“How did you find a publisher?” is the single, most popular question people ask me. The short answer is: my publisher found me. But the long version is a little more complicated than that.
How did I land myself a publisher? I connected. Publishing had always been this elusive sort of fantasy, but when I began to give it serious thought, I realized there were two things that could give me an edge: incredible, can’t-put-this-book-down style…and connections. I decided to start with the latter.
On social media I began by joining writing support groups, making it my goal to connect with other authors – published or not – in my genre. I attended readings and signings to see how ‘real’ authors did their thing. I visited my local library more. As I began to do all these things, I quickly realized that while I obviously had a lot to learn, I also had a lot to give. I began handing out constructive criticism to less experienced writers, writing book reviews, and doing little freebie editing jobs here and there. And that is when it happened.
After a rather lengthy and impassioned social media post detailing both the necessity and sheer inevitability of foreshadowing in fiction, I received a private message from a woman claiming to be a publisher. She said my “turn of phrase” had caught her attention and inquired if I had ever been published before? I say ‘claiming’ because too-good-to-be-true alarm bells were going off in my brain. No real publisher was just going to happen along and discover me, right?
I thanked her and told her that no, I had never been published. Frankly, I didn’t expect I would hear from her again. The next day when she asked if I had any completed manuscripts, I got really suspicious.
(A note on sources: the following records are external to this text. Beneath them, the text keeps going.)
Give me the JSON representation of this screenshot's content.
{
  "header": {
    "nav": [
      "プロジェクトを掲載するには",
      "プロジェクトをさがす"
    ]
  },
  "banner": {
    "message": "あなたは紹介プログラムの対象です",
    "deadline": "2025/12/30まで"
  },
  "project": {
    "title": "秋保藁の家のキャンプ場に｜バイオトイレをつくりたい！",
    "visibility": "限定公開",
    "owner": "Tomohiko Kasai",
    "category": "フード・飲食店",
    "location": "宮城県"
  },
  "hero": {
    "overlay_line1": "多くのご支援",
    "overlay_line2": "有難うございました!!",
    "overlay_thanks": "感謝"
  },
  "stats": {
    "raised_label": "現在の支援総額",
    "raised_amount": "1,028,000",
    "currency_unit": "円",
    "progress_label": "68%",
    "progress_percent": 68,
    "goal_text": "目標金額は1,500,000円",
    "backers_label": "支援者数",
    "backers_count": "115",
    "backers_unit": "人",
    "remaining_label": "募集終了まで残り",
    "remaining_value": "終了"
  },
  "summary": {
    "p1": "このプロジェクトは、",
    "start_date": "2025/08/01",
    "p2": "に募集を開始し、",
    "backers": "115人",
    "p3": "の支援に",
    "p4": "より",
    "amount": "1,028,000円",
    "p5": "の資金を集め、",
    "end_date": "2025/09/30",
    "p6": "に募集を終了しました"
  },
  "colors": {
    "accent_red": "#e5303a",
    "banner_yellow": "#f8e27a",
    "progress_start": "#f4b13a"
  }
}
I told her that I had finished books, but none were ready for publication. (Was I was going to hand one of my precious books over to some quack who might turn around, publish it free on a forum somewhere, and claim it as their own? Nope!) In retrospect, I probably should have ignored the alarm bells. I received one final, short message basically saying: nobody ever thinks they’re ready – that’s what the editing process is for – and if I wanted to submit a manuscript, I could send it to such-and-such email.
Cue the panic! Had I just ticked off an actual, real life, honest-to-goodness publisher? Diving into this woman’s social medial account, I found the publishing firm she represented and then – still being skeptical – went searching on Amazon to see if I could find any books published by this little firm I’d never heard of. To my surprise, not only did I find published works, but as it turned out, everyone I spoke to about it had already heard of this particular publisher. Everyone except me, of course. (See where I could have benefited from being even better connected?)
Four weeks of sleepless nights, around the clock editing, and numerous emotional breakdowns later, I submitted the first five chapters of The Once and Forgotten Thing. Two months after that I had a signed contract in hand and my book was already sitting on the copy editor’s desk with a priority stamp. Dreams do come true.
I’m not saying all hopeful authors should run around waxing poetic about foreshadowing and hope to be discovered. I am saying that if you want to get published, start by getting connected. Find a community of people who read and write in your genre and start making friends. Stop worrying about how other people are going to advance your writing dreams and see what you can do to advance someone else’s. Not only will you grow as a writer, but you will grow as a person; and maybe – just maybe – you will get that amazing little message that changes your life forever.
Want to meet my publisher? Check out the amazing team at Pendleton Publishing!